This seemed to have been within grasp last year with the Health Act 2017.
“The Ministry of Health shall develop policy guidelines for referral mechanisms from practitioners of traditional and alternative medicine to conventional health facilities,” directs the law.
The next logical step, says James Njoroge, a herbal practitioner with Almed Health Products, in Nairobi, was for the Ministry to introduce a Bill in Parliament.
“In fact such a Bill lapsed with the last Parliament and we thought it could be reintroduced, may be with some adjustments, Mr Njoroge told the Saturday Standard on Tuesday.
But in a strange twist, Njoroge says the CS for Health, Sicily Kariuki, has since proposed creation of a taskforce to address the issue.
Addressing a conference in KEMRI last February, Kariuki said a task force headed by the institute would be formed to look into the matter of alternative medicine.
“That is the last we ever heard of the matter,” says Njoroge. Despite the legal lacuna, data shows while herbal medicines are popular some are a risk to human health.
Last year, Kemri reported most herbal medicines sold in major towns in Kenya are highly contaminated and dangerous for human consumption.
Their survey covering Nairobi, Mombasa and Eldoret indicated almost all the herbal powders, tablets, capsules, oils and liquids are contaminated, some with untreatable germs resistant to a number of antibiotics.
“Patients are literally being infected with more dangerous diseases than they had intended to treat,” lead investigator Dr Lucia Keter of Kemri had told a science conference.
Test samples had been purchased from herbal clinics, nutrition stores, herbal product manufacturers, local retailers and from hawkers and street vendors in the three towns.
The study found 90 per cent of the total samples contaminated, most of them above levels safe for human consumption.
The medicines were contaminated with germs known to cause pneumonia, diarrhoea, anaemia, kidney problems and urinary tract infections.
“We need a system that protects and educates Kenyans on the safe use of herbal medicines,” says Mr Murugu.
Both herbal and conventional practitioners agree, of a growing demand for alternative or complementary medicines especially with the increasing cases of cancer.
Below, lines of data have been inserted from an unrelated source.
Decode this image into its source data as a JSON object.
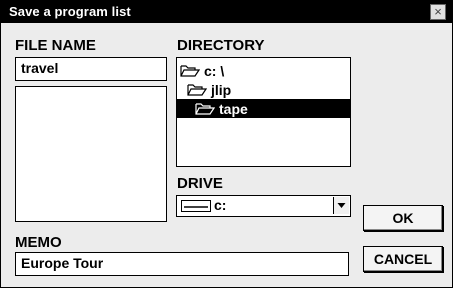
{
  "window": {
    "title": "Save a program list",
    "close_symbol": "×"
  },
  "file_name": {
    "label": "FILE NAME",
    "value": "travel",
    "list_items": []
  },
  "directory": {
    "label": "DIRECTORY",
    "items": [
      {
        "label": "c: \\",
        "selected": false
      },
      {
        "label": "jlip",
        "selected": false
      },
      {
        "label": "tape",
        "selected": true
      }
    ]
  },
  "drive": {
    "label": "DRIVE",
    "value": "c:"
  },
  "memo": {
    "label": "MEMO",
    "value": "Europe Tour"
  },
  "buttons": {
    "ok": "OK",
    "cancel": "CANCEL"
  }
}
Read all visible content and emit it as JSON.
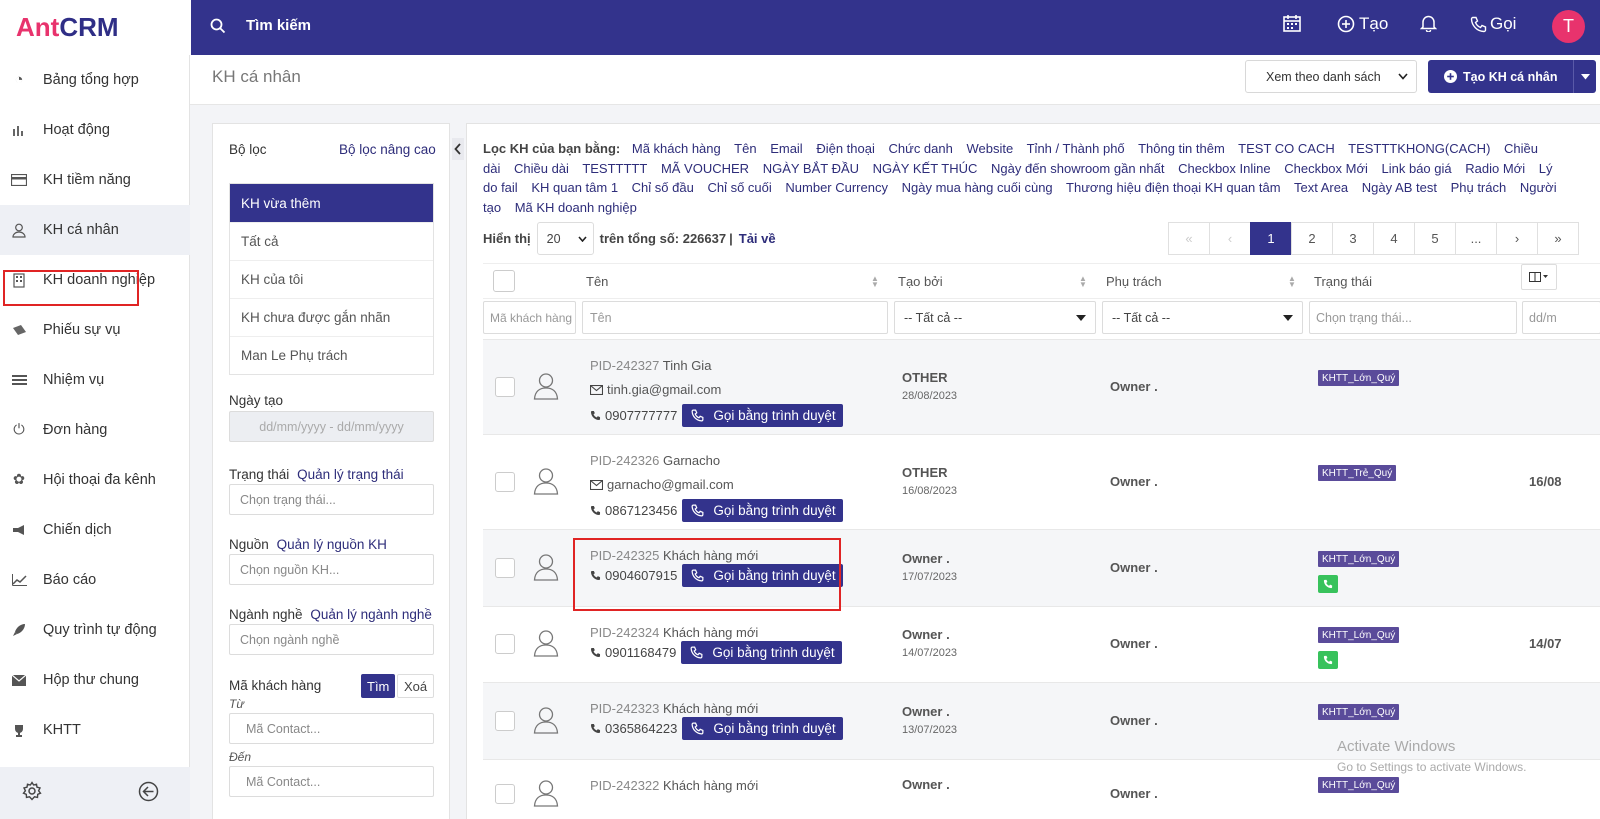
{
  "brand": {
    "logo_pink": "Ant",
    "logo_blue": "CRM",
    "brand_color": "#33338c",
    "accent": "#e8336d"
  },
  "topbar": {
    "search_label": "Tìm kiếm",
    "create_label": "Tạo",
    "call_label": "Gọi",
    "avatar_letter": "T"
  },
  "sidebar": {
    "items": [
      {
        "label": "Bảng tổng hợp",
        "icon": "dashboard-icon"
      },
      {
        "label": "Hoạt động",
        "icon": "bar-chart-icon"
      },
      {
        "label": "KH tiềm năng",
        "icon": "card-icon"
      },
      {
        "label": "KH cá nhân",
        "icon": "user-icon"
      },
      {
        "label": "KH doanh nghiệp",
        "icon": "building-icon"
      },
      {
        "label": "Phiếu sự vụ",
        "icon": "ticket-icon"
      },
      {
        "label": "Nhiệm vụ",
        "icon": "tasks-icon"
      },
      {
        "label": "Đơn hàng",
        "icon": "order-icon"
      },
      {
        "label": "Hội thoại đa kênh",
        "icon": "chat-icon"
      },
      {
        "label": "Chiến dịch",
        "icon": "megaphone-icon"
      },
      {
        "label": "Báo cáo",
        "icon": "line-chart-icon"
      },
      {
        "label": "Quy trình tự động",
        "icon": "rocket-icon"
      },
      {
        "label": "Hộp thư chung",
        "icon": "envelope-icon"
      },
      {
        "label": "KHTT",
        "icon": "trophy-icon"
      }
    ]
  },
  "header": {
    "title": "KH cá nhân",
    "view_select": "Xem theo danh sách",
    "create_button": "Tạo KH cá nhân"
  },
  "filter": {
    "title": "Bộ lọc",
    "advanced": "Bộ lọc nâng cao",
    "lists": [
      "KH vừa thêm",
      "Tất cả",
      "KH của tôi",
      "KH chưa được gắn nhãn",
      "Man Le Phụ trách"
    ],
    "date_label": "Ngày tạo",
    "date_placeholder": "dd/mm/yyyy - dd/mm/yyyy",
    "status_label": "Trạng thái",
    "status_link": "Quản lý trạng thái",
    "status_placeholder": "Chọn trạng thái...",
    "source_label": "Nguồn",
    "source_link": "Quản lý nguồn KH",
    "source_placeholder": "Chọn nguồn KH...",
    "industry_label": "Ngành nghề",
    "industry_link": "Quản lý ngành nghề",
    "industry_placeholder": "Chọn ngành nghề",
    "code_label": "Mã khách hàng",
    "search_btn": "Tìm",
    "clear_btn": "Xoá",
    "from_label": "Từ",
    "to_label": "Đến",
    "code_placeholder": "Mã Contact..."
  },
  "filter_by": {
    "label": "Lọc KH của bạn bằng:",
    "fields": [
      "Mã khách hàng",
      "Tên",
      "Email",
      "Điện thoại",
      "Chức danh",
      "Website",
      "Tỉnh / Thành phố",
      "Thông tin thêm",
      "TEST CO CACH",
      "TESTTTKHONG(CACH)",
      "Chiều dài",
      "Chiều dài",
      "TESTTTTT",
      "MÃ VOUCHER",
      "NGÀY BẮT ĐẦU",
      "NGÀY KẾT THÚC",
      "Ngày đến showroom gần nhất",
      "Checkbox Inline",
      "Checkbox Mới",
      "Link báo giá",
      "Radio Mới",
      "Lý do fail",
      "KH quan tâm 1",
      "Chỉ số đầu",
      "Chỉ số cuối",
      "Number Currency",
      "Ngày mua hàng cuối cùng",
      "Thương hiệu điện thoại KH quan tâm",
      "Text Area",
      "Ngày AB test",
      "Phụ trách",
      "Người tạo",
      "Mã KH doanh nghiệp"
    ]
  },
  "list": {
    "show_label": "Hiển thị",
    "page_size": "20",
    "total_text": "trên tổng số: 226637",
    "download": "Tải về",
    "pages": [
      "«",
      "‹",
      "1",
      "2",
      "3",
      "4",
      "5",
      "...",
      "›",
      "»"
    ],
    "current_page": "1"
  },
  "table": {
    "columns": [
      "Tên",
      "Tạo bởi",
      "Phụ trách",
      "Trạng thái"
    ],
    "filters": {
      "code": "Mã khách hàng",
      "name": "Tên",
      "creator": "-- Tất cả --",
      "owner": "-- Tất cả --",
      "status": "Chọn trạng thái...",
      "date": "dd/m"
    },
    "call_button": "Gọi bằng trình duyệt",
    "rows": [
      {
        "pid": "PID-242327",
        "name": "Tinh Gia",
        "email": "tinh.gia@gmail.com",
        "phone": "0907777777",
        "creator": "OTHER",
        "date": "28/08/2023",
        "owner": "Owner .",
        "tag": "KHTT_Lớn_Quý",
        "extra": ""
      },
      {
        "pid": "PID-242326",
        "name": "Garnacho",
        "email": "garnacho@gmail.com",
        "phone": "0867123456",
        "creator": "OTHER",
        "date": "16/08/2023",
        "owner": "Owner .",
        "tag": "KHTT_Trẻ_Quý",
        "extra": "16/08"
      },
      {
        "pid": "PID-242325",
        "name": "Khách hàng mới",
        "email": "",
        "phone": "0904607915",
        "creator": "Owner .",
        "date": "17/07/2023",
        "owner": "Owner .",
        "tag": "KHTT_Lớn_Quý",
        "extra": ""
      },
      {
        "pid": "PID-242324",
        "name": "Khách hàng mới",
        "email": "",
        "phone": "0901168479",
        "creator": "Owner .",
        "date": "14/07/2023",
        "owner": "Owner .",
        "tag": "KHTT_Lớn_Quý",
        "extra": "14/07"
      },
      {
        "pid": "PID-242323",
        "name": "Khách hàng mới",
        "email": "",
        "phone": "0365864223",
        "creator": "Owner .",
        "date": "13/07/2023",
        "owner": "Owner .",
        "tag": "KHTT_Lớn_Quý",
        "extra": ""
      },
      {
        "pid": "PID-242322",
        "name": "Khách hàng mới",
        "email": "",
        "phone": "",
        "creator": "Owner .",
        "date": "",
        "owner": "Owner .",
        "tag": "KHTT_Lớn_Quý",
        "extra": ""
      }
    ]
  },
  "watermark": {
    "line1": "Activate Windows",
    "line2": "Go to Settings to activate Windows."
  }
}
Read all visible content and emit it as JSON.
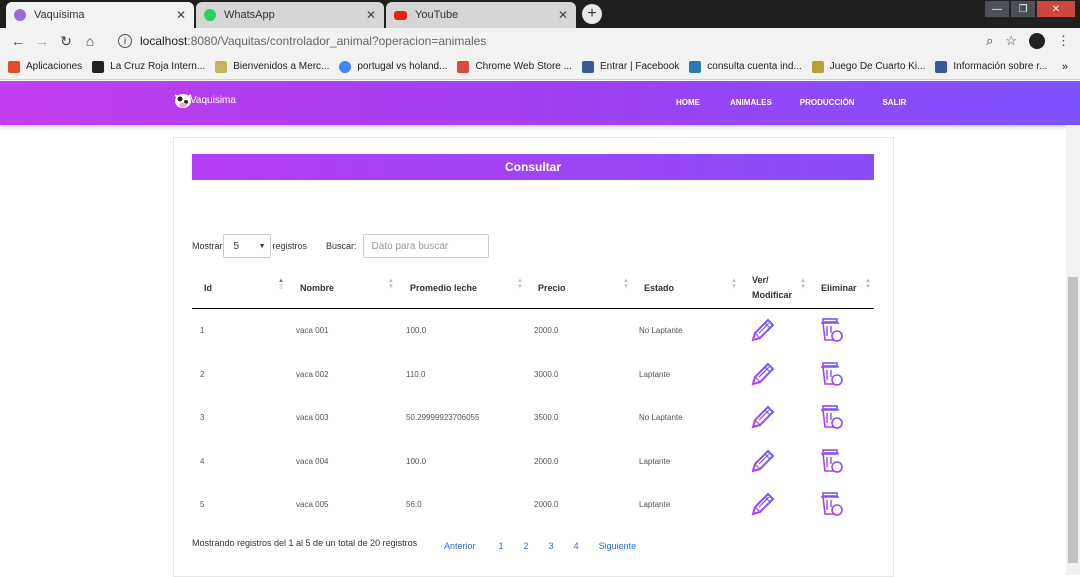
{
  "browser": {
    "tabs": [
      {
        "title": "Vaquisima",
        "active": true,
        "favicon_color": "#9a6cd9"
      },
      {
        "title": "WhatsApp",
        "active": false,
        "favicon_color": "#25d366"
      },
      {
        "title": "YouTube",
        "active": false,
        "favicon_color": "#e62117"
      }
    ],
    "tab_close": "✕",
    "new_tab": "+",
    "url_host": "localhost",
    "url_path": ":8080/Vaquitas/controlador_animal?operacion=animales",
    "bookmarks": [
      {
        "label": "Aplicaciones",
        "icon": "apps-grid-icon",
        "color": "#e34c26"
      },
      {
        "label": "La Cruz Roja Intern...",
        "icon": "bookmark-site-icon",
        "color": "#222222"
      },
      {
        "label": "Bienvenidos a Merc...",
        "icon": "bookmark-site-icon",
        "color": "#c7b35a"
      },
      {
        "label": "portugal vs holand...",
        "icon": "google-icon",
        "color": "#4285f4"
      },
      {
        "label": "Chrome Web Store ...",
        "icon": "bookmark-site-icon",
        "color": "#d64a3f"
      },
      {
        "label": "Entrar | Facebook",
        "icon": "facebook-icon",
        "color": "#3b5998"
      },
      {
        "label": "consulta cuenta ind...",
        "icon": "bookmark-site-icon",
        "color": "#2a7ab0"
      },
      {
        "label": "Juego De Cuarto Ki...",
        "icon": "bookmark-site-icon",
        "color": "#b5a03a"
      },
      {
        "label": "Información sobre r...",
        "icon": "facebook-icon",
        "color": "#3b5998"
      }
    ],
    "bookmarks_more": "»"
  },
  "navbar": {
    "brand": "Vaquisima",
    "menu": [
      "HOME",
      "ANIMALES",
      "PRODUCCIÓN",
      "SALIR"
    ],
    "gradient": [
      "#c13df0",
      "#7d52ff"
    ]
  },
  "page": {
    "header": "Consultar",
    "show_label": "Mostrar",
    "page_size": "5",
    "records_label": "registros",
    "search_label": "Buscar:",
    "search_placeholder": "Dato para buscar",
    "columns": [
      "Id",
      "Nombre",
      "Promedio leche",
      "Precio",
      "Estado",
      "Ver/ Modificar",
      "Eliminar"
    ],
    "rows": [
      {
        "id": "1",
        "nombre": "vaca 001",
        "leche": "100.0",
        "precio": "2000.0",
        "estado": "No Laptante"
      },
      {
        "id": "2",
        "nombre": "vaca 002",
        "leche": "110.0",
        "precio": "3000.0",
        "estado": "Laptante"
      },
      {
        "id": "3",
        "nombre": "vaca 003",
        "leche": "50.29999923706055",
        "precio": "3500.0",
        "estado": "No Laptante"
      },
      {
        "id": "4",
        "nombre": "vaca 004",
        "leche": "100.0",
        "precio": "2000.0",
        "estado": "Laptante"
      },
      {
        "id": "5",
        "nombre": "vaca 005",
        "leche": "56.0",
        "precio": "2000.0",
        "estado": "Laptante"
      }
    ],
    "info": "Mostrando registros del 1 al 5 de un total de 20 registros",
    "pager": [
      "Anterior",
      "1",
      "2",
      "3",
      "4",
      "Siguiente"
    ],
    "link_color": "#2f6fd0"
  }
}
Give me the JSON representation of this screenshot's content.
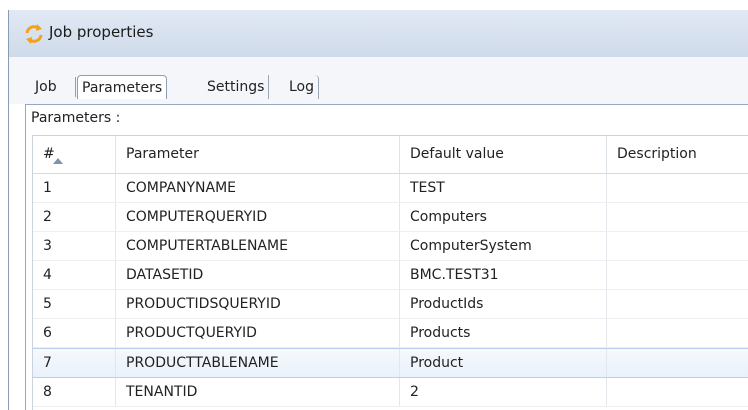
{
  "window": {
    "title": "Job properties"
  },
  "tabs": [
    {
      "label": "Job"
    },
    {
      "label": "Parameters"
    },
    {
      "label": "Settings"
    },
    {
      "label": "Log"
    }
  ],
  "section_label": "Parameters :",
  "table": {
    "columns": [
      "#",
      "Parameter",
      "Default value",
      "Description"
    ],
    "rows": [
      {
        "num": "1",
        "param": "COMPANYNAME",
        "value": "TEST",
        "desc": ""
      },
      {
        "num": "2",
        "param": "COMPUTERQUERYID",
        "value": "Computers",
        "desc": ""
      },
      {
        "num": "3",
        "param": "COMPUTERTABLENAME",
        "value": "ComputerSystem",
        "desc": ""
      },
      {
        "num": "4",
        "param": "DATASETID",
        "value": "BMC.TEST31",
        "desc": ""
      },
      {
        "num": "5",
        "param": "PRODUCTIDSQUERYID",
        "value": "ProductIds",
        "desc": ""
      },
      {
        "num": "6",
        "param": "PRODUCTQUERYID",
        "value": "Products",
        "desc": ""
      },
      {
        "num": "7",
        "param": "PRODUCTTABLENAME",
        "value": "Product",
        "desc": ""
      },
      {
        "num": "8",
        "param": "TENANTID",
        "value": "2",
        "desc": ""
      }
    ],
    "selected_row": 7
  },
  "icons": {
    "title_icon": "refresh-arrows-icon",
    "sort_icon": "sort-ascending-icon"
  },
  "colors": {
    "titlebar": "#d8e3f0",
    "selection": "#e9f1fb",
    "icon_orange": "#f5a11c"
  }
}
In October a team of conventional researchers reported significant use of complementary medicines among cancer patients attending Kenyatta National Hospital.
“Of those who used complimentary medicines, 64 per cent used herbals hoping for a cure while 36 per cent hoped to get some symptomatic relief,” says the study led by Maryanne Ong’udi of the University of Nairobi
Almost half of the users - 45 per cent say they were satisfied with their use while the rest - 55 per cent reported disappointment.
Most of the users however did not disclose to their KNH doctors that they were also using alternative medicines.
“This is the more reason we need a regulatory framework in place to help, educate and protect Kenyans on alternative medicines,” says Njoroge.